College Of Law And Management Studies Teaching & Learning

Organising for Online Success

Organise your physical space

Select an area you already associate with learning, such as a desk away from distractions like your TV (where possible). If you have limited space or you can’t create a dedicated study area, store your devices (laptop/tablet/smartphone) and study materials in something easily transportable such as a backpack – keeping all your resources together helps keep you organised (UTEP Connect Extended University, 2017). Identify the conditions that allow you to concentrate and learn most effectively. Your motivation can be affected by factors such as temperature, noise level and lighting. Allow yourself some quiet time and privacy to focus on your course material (where possible) and try to ensure correct posture.

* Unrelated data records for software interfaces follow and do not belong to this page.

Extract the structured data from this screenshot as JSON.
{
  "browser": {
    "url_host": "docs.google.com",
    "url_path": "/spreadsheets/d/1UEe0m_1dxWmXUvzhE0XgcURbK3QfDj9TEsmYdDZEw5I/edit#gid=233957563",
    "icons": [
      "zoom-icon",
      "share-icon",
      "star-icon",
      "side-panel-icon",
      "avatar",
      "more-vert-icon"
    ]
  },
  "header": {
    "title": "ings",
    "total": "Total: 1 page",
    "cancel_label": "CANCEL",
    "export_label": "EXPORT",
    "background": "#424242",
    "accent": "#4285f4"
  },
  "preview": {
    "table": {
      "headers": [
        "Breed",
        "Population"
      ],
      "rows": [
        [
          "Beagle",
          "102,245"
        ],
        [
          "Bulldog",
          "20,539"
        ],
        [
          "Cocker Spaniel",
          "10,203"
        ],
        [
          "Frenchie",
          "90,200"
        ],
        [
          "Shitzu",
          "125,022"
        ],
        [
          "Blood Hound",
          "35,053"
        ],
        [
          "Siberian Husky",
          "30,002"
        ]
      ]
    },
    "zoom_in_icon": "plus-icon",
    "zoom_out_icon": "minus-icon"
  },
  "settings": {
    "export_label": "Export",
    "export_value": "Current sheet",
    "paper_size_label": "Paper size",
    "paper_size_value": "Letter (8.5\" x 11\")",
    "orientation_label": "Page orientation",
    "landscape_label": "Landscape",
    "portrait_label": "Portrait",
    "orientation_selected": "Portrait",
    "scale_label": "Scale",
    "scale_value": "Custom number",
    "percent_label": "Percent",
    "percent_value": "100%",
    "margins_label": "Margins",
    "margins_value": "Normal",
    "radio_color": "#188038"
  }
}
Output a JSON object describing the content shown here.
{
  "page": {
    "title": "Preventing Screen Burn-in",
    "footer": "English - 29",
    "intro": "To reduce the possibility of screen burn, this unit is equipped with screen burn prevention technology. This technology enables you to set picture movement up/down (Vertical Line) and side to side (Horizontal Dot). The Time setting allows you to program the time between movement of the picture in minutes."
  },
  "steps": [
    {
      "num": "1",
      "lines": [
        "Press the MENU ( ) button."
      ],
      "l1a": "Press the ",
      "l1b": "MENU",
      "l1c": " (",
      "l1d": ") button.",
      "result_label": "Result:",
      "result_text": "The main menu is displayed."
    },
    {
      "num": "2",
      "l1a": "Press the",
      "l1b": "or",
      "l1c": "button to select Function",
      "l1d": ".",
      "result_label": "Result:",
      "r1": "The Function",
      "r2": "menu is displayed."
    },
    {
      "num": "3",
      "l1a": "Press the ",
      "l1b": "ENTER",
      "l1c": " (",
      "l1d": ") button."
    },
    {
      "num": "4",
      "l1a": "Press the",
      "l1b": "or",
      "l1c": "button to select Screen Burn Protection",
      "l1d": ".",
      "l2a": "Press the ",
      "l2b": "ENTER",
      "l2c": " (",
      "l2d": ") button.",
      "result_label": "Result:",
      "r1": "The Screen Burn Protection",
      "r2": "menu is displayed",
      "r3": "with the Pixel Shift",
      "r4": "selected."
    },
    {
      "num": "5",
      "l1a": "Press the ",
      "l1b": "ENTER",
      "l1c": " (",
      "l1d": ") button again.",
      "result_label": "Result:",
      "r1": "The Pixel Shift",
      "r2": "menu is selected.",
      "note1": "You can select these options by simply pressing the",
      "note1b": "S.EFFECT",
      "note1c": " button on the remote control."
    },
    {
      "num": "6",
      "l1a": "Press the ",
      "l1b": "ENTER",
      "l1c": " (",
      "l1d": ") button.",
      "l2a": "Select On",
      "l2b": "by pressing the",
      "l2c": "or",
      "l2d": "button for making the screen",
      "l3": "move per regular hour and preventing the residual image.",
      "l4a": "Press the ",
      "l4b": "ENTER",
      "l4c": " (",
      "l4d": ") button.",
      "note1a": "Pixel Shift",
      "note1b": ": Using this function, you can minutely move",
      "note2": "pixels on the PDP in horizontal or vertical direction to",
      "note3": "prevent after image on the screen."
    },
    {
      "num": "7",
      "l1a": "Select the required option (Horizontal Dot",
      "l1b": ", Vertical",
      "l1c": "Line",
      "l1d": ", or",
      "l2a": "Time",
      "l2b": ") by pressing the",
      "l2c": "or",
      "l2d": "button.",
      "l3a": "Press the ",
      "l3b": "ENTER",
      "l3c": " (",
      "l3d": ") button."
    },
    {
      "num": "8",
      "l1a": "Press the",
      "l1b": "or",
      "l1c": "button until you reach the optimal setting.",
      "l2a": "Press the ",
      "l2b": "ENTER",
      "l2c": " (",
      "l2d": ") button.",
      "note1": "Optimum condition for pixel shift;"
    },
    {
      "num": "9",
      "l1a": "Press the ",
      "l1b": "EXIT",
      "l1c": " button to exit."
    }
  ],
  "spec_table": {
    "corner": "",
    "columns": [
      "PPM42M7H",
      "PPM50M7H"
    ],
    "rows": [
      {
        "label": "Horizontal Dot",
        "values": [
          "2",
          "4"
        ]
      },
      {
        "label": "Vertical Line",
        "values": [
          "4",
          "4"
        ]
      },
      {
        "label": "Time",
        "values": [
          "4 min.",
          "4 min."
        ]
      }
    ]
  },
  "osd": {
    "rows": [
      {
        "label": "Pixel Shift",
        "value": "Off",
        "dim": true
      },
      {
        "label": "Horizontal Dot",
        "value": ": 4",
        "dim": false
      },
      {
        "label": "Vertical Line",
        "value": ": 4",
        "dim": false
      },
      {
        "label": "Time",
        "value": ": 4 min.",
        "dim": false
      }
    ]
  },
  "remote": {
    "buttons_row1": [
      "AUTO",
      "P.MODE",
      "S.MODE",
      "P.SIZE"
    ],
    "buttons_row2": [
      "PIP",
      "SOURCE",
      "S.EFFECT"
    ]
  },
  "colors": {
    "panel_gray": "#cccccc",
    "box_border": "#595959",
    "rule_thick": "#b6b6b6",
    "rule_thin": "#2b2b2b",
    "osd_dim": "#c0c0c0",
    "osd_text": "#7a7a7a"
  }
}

Organise your course materials and online resources

While many students may prefer to work with hard copies of texts that can be written on, current circumstances may not allow this to be possible. Download and store your electronic files (posted on Moodle by your lecturer, or information/files that you find online) on your device in folders. Use descriptive names to make finding resources less time consuming. Decide how you want to organise

your folders e.g.:

  • One folder for each course
  • One subfolder for each week
  • Further subfolders within each weekly folder divided into e.g. ‘readings’, ‘resources’, assignments, etc., or divided by subtopics – however you prefer

Students are increasingly making use of online storage services which are reliable options to ensure that files are stored safely. Examples of these are: iCloud, Dropbox or Google Drive – use these to store copies and safeguard your resources and your own work. Make sure that you check storage capacity (size), compatibility (with your preferred browser and programs on your device) and other features of the storage service that you have selected. Bookmark websites that you will need to revisit for your courses so you don’t have to spend lots of time searching for them every time you need the information. Use online programs such as Quizlet to create flashcards and games that will help you study (Julian, 2018).

Organise your time

With traditional classroom learning you need to be at a specific place at a specific time. However, with online learning requires you need to set aside time on your own to study and to review the material, which requires discipline and understanding about how best to use your time (Stern, 2020). Firstly, make sure that you familiarise yourself with the syllabus and its objectives, course requirements and assessment due dates. Write these down on a calendar that you hang on the wall of your study space or use an online calendar to set reminders of upcoming due dates. Then create a weekly schedule where you formally block off times for each course and stick to this schedule (Joyce, 2020). At the beginning of each course week, create a to-do list that outlines all coursework you need to complete for that week. Break down the coursework into smaller, manageable tasks, estimate the time it will take you to complete each task and fit them into your general schedule (see Section 4 – Study Tips for Online Reading and Learning). Productivity is usually highest in short bursts with minimal distractions and frequent breaks. Although accessing the internet is a necessity for online learning, it can also be a distraction. Try to make use of online tools such as StayFocusd, which helps restrict the amount of time you spend on sites such as Facebook. While these strategies should assist you in managing your time more effectively, be sure to choose methods that work best for you as an individual.

References Section Two